If your SATA hard drive is making a lot of noise when switching to SSD This noise will get rid of. Solid-state drives use circuits to store data instead of a single disk. The disk does not need to be read to retrieve the data, as there are no moving parts to reduce noise. An SSD usually costs more, but the lack of moving parts increases the lifespan of these drives. Swapping your old hard drive for SSD is an opportunity to upgrade your computer’s storage space.
The noisy mechanical hard drive makes a failure to earn the nickname “click of death” for a reason. As a hard drive starts to fail, the read / write mechanism starts to run erratically, often damaging the drive’s internal disks as they spin. If your drive is making any abnormal sounds, it may be time to replace it and avoid any catastrophic data loss.
What about laptop?
A noisy laptop can result from a technical problem, a failed fan, or the way you use your laptop that limits air flow to vents. If you use your laptop in bed, rest it on your comfter or heavy blanket, airflow can be the culprit. If so, all you have to do is change your location.

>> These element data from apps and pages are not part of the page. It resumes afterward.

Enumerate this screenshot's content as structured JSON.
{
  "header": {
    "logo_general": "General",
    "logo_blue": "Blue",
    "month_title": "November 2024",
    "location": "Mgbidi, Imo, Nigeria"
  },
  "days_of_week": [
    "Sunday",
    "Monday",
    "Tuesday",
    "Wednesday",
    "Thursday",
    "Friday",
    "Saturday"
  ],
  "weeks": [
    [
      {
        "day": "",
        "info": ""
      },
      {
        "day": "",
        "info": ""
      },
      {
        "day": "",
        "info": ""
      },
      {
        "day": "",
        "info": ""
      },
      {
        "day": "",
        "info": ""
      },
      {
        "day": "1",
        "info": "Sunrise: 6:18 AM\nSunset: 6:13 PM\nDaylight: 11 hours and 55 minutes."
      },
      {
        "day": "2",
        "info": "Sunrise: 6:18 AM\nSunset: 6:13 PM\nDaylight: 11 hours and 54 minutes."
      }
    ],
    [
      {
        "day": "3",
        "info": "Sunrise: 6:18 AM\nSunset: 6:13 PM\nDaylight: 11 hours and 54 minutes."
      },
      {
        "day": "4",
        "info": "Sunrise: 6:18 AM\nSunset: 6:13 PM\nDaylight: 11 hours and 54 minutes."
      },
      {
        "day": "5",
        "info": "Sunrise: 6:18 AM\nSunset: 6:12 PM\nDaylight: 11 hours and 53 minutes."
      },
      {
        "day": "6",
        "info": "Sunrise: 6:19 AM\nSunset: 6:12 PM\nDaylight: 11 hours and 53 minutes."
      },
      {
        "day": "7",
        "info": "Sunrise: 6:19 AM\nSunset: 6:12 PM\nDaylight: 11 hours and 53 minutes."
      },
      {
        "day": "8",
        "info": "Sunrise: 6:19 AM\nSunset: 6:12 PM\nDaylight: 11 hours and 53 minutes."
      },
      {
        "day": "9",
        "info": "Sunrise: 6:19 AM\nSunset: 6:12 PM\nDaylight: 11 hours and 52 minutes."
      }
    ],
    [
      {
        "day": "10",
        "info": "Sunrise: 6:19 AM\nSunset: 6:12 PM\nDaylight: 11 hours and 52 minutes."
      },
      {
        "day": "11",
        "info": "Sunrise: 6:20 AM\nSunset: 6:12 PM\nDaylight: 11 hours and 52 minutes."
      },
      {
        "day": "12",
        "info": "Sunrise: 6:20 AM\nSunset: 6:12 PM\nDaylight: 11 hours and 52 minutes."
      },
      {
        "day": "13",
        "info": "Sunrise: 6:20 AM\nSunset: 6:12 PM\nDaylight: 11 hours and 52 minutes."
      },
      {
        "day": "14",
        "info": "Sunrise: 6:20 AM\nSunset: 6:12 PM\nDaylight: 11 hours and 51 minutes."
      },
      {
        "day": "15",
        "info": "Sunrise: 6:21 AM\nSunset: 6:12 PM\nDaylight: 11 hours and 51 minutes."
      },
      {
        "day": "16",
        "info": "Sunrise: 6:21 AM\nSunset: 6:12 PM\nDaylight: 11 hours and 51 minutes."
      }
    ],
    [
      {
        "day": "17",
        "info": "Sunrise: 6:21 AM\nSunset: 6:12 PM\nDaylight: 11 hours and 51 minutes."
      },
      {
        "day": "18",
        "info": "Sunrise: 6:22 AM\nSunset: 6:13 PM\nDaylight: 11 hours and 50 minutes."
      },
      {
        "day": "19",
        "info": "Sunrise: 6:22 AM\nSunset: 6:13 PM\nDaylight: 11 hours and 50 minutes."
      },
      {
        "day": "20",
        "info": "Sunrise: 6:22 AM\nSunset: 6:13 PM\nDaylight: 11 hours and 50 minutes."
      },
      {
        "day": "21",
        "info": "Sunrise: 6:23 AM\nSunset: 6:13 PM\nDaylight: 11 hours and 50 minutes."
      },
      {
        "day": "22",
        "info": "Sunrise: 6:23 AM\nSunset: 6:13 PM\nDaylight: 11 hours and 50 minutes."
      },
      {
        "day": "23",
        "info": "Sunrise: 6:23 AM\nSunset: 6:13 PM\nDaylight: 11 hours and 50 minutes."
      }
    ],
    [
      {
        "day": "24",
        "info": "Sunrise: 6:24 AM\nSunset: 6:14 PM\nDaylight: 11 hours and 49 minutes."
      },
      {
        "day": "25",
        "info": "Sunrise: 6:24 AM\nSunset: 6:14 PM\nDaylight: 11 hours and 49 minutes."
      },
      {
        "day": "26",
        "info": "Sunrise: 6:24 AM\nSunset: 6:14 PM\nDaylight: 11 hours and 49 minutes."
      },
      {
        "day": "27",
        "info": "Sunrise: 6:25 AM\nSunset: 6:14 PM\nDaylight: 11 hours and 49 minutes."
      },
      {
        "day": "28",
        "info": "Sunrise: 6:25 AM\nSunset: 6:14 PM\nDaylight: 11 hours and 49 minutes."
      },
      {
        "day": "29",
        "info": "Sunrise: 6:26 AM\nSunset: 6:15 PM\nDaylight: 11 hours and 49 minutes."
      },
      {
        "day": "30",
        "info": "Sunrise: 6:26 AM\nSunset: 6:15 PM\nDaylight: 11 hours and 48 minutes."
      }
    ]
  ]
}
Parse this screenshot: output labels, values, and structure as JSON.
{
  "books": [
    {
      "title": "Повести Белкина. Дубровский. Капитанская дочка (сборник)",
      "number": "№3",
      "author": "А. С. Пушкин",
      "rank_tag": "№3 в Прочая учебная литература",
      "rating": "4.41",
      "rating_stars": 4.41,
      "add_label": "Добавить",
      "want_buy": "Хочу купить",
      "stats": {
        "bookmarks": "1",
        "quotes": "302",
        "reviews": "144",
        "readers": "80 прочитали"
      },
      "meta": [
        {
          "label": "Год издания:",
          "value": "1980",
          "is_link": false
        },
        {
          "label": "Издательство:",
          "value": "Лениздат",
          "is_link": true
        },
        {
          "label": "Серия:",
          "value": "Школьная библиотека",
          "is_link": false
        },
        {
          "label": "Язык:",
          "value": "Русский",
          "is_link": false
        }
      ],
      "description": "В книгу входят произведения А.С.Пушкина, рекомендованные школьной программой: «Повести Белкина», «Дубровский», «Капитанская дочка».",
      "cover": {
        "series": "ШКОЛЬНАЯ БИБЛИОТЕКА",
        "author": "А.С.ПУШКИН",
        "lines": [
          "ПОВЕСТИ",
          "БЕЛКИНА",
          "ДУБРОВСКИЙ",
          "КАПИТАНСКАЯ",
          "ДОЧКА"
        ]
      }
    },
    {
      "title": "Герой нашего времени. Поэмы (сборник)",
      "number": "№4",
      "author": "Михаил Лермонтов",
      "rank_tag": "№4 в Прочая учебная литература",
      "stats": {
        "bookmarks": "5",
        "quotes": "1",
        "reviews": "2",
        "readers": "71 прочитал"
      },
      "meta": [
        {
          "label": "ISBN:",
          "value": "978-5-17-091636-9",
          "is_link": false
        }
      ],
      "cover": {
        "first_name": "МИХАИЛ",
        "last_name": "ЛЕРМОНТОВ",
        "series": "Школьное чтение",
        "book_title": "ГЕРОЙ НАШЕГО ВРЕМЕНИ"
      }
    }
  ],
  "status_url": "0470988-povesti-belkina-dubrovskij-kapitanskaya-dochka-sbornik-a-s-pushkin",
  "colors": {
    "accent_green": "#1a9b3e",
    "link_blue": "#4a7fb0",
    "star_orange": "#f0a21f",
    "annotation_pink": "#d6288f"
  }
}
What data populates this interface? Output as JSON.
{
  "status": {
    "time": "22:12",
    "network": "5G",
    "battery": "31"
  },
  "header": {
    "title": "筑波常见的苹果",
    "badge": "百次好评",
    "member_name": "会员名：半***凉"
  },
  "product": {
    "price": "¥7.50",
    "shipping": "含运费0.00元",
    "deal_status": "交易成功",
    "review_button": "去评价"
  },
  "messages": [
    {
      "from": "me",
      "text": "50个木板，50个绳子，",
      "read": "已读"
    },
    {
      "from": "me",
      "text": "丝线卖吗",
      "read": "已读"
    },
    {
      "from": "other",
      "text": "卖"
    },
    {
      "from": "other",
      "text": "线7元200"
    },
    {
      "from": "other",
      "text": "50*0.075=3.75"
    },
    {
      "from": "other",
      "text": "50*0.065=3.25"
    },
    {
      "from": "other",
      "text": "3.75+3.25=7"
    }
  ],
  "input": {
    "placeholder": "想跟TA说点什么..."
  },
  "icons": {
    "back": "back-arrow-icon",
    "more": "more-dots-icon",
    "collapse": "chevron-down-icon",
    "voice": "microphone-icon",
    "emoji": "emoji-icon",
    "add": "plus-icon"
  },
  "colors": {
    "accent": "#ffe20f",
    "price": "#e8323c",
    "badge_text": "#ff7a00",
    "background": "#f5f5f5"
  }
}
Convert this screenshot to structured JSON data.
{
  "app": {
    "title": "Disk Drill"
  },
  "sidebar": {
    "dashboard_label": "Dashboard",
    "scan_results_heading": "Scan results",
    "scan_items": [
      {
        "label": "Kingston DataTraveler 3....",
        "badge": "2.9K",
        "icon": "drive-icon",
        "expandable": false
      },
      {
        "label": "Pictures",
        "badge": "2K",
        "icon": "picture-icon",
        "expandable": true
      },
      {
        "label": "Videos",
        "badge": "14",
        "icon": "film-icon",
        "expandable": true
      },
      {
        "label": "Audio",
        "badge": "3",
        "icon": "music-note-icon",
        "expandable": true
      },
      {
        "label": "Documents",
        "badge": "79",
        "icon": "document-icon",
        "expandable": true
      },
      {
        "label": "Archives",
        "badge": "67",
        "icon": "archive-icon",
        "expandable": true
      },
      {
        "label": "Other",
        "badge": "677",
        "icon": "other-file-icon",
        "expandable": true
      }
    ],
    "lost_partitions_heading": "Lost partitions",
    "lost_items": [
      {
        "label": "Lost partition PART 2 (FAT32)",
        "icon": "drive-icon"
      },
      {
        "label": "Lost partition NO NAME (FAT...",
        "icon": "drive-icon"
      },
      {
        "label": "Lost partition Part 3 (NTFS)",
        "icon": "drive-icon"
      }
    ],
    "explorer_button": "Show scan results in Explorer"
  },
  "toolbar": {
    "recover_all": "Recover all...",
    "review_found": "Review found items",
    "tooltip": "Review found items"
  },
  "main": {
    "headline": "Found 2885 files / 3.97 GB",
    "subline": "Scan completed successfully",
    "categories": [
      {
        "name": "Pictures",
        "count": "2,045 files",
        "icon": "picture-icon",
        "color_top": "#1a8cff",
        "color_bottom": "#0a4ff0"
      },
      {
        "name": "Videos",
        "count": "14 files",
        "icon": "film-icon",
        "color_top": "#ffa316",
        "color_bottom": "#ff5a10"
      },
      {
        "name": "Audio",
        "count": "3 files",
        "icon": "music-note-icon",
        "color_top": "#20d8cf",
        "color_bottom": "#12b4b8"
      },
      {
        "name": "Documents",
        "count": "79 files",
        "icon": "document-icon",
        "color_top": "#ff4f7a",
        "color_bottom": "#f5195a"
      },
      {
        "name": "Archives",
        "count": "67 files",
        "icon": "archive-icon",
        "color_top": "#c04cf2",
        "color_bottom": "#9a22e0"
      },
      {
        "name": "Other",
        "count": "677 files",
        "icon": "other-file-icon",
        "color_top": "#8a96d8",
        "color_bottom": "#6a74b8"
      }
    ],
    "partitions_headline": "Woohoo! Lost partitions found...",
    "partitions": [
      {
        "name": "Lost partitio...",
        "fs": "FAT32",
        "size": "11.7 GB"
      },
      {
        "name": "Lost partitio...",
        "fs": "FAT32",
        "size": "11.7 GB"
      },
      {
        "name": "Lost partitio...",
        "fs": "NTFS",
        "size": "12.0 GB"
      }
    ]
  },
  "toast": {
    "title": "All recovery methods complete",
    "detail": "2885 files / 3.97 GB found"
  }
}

System fans are a common cause of excessive noise, which will require help from the manufacturer under your machine warranty. If your machine is out of warranty, you can also get help at a qualified repair shop. Just check to see that they serve your particular brand of laptop, as parts will need to be ordered directly from the manufacturer.
Laptop fans have limited availability in replacement parts, making it harder to reduce noise. When you can open a desktop case to replace an old fan, this is more difficult with a laptop. There is no easy way to take the laptop apart and replace the fan with a quieter, third-party version.
Try instead A cold stand. Adding a fan seems counterintuitive, but it will reduce the workload. Keeping it off the ground can solve a lot of issues. Most intake vents are on the bottom of a laptop. Instead of resting it on your lap or blanket, place it on a desk or laptop stand.
The external cooling stands are quite quiet, but they do not always fix annoying laptop noise.